BEGIN TASK MATERIAL

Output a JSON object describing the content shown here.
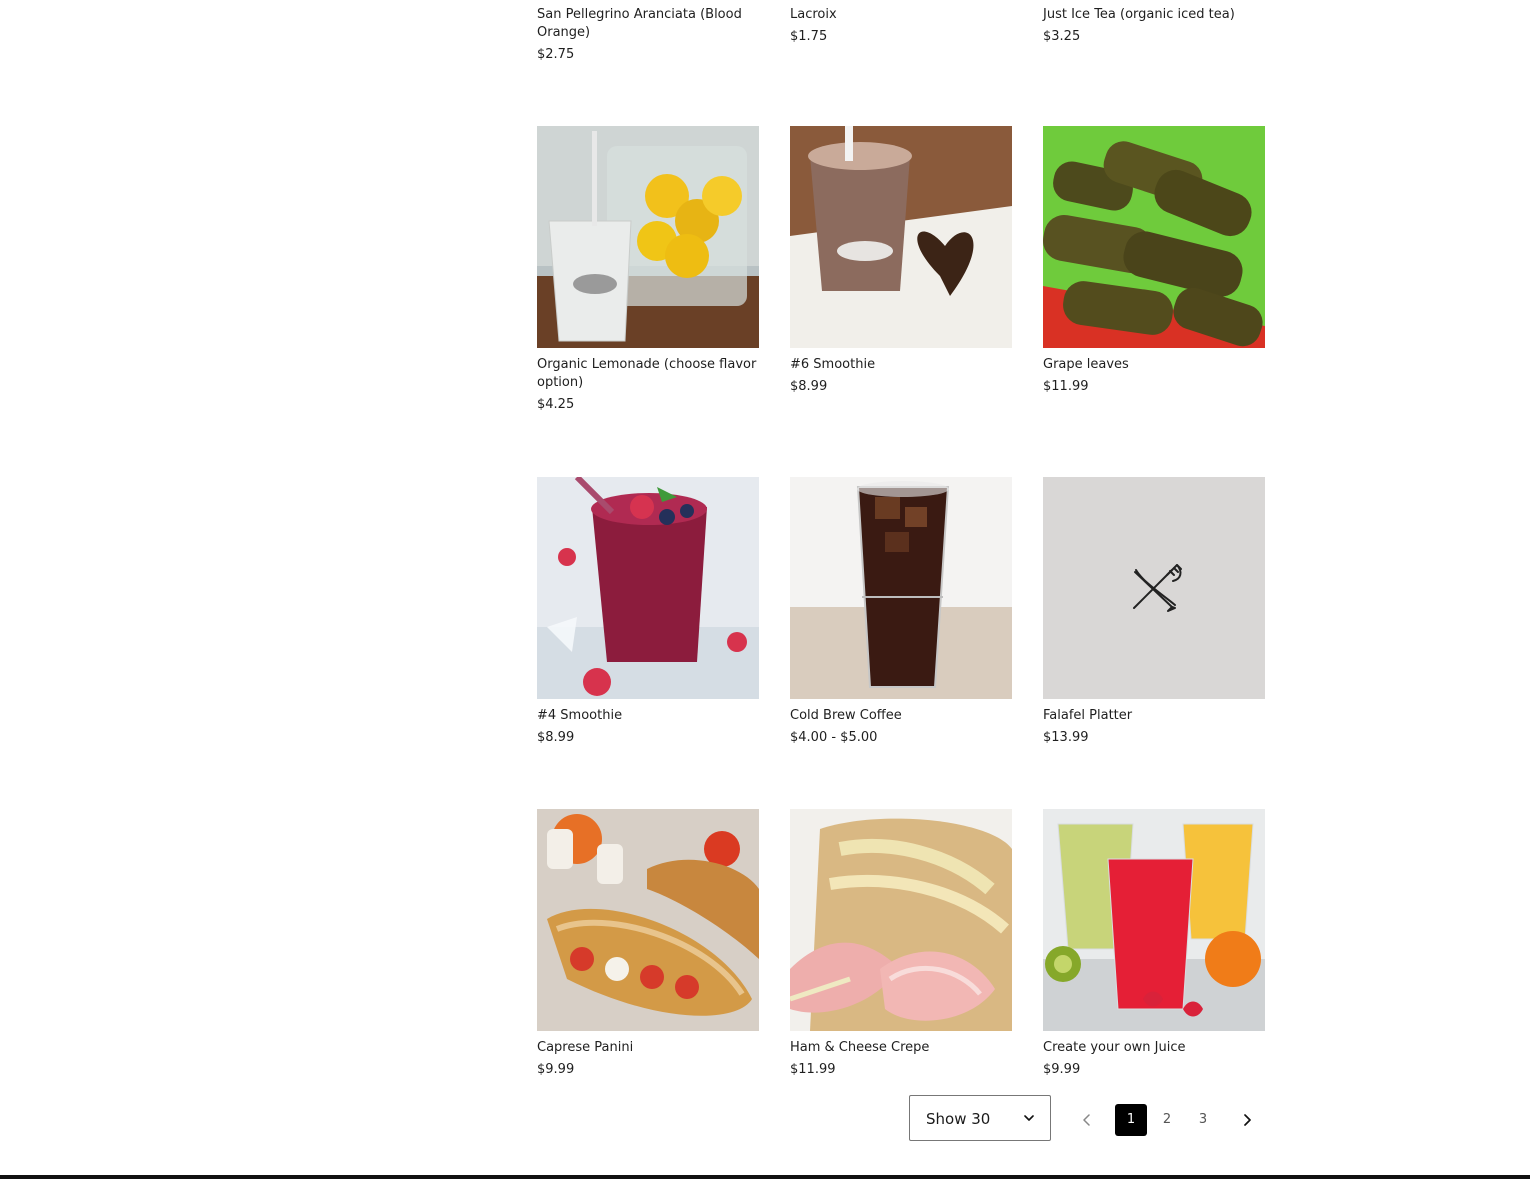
{
  "products": [
    {
      "name": "San Pellegrino Aranciata (Blood Orange)",
      "price": "$2.75"
    },
    {
      "name": "Lacroix",
      "price": "$1.75"
    },
    {
      "name": "Just Ice Tea (organic iced tea)",
      "price": "$3.25"
    },
    {
      "name": "Organic Lemonade (choose flavor option)",
      "price": "$4.25"
    },
    {
      "name": "#6 Smoothie",
      "price": "$8.99"
    },
    {
      "name": "Grape leaves",
      "price": "$11.99"
    },
    {
      "name": "#4 Smoothie",
      "price": "$8.99"
    },
    {
      "name": "Cold Brew Coffee",
      "price": "$4.00 - $5.00"
    },
    {
      "name": "Falafel Platter",
      "price": "$13.99"
    },
    {
      "name": "Caprese Panini",
      "price": "$9.99"
    },
    {
      "name": "Ham & Cheese Crepe",
      "price": "$11.99"
    },
    {
      "name": "Create your own Juice",
      "price": "$9.99"
    }
  ],
  "pagination": {
    "show_label": "Show 30",
    "pages": [
      "1",
      "2",
      "3"
    ],
    "current": "1"
  },
  "icons": {
    "placeholder": "fork-knife-icon",
    "prev": "chevron-left-icon",
    "next": "chevron-right-icon",
    "dropdown": "chevron-down-icon"
  }
}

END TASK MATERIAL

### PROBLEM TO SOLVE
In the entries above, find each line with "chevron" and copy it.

### EXERCISE RESPONSE
    "prev": "chevron-left-icon",
    "next": "chevron-right-icon",
    "dropdown": "chevron-down-icon"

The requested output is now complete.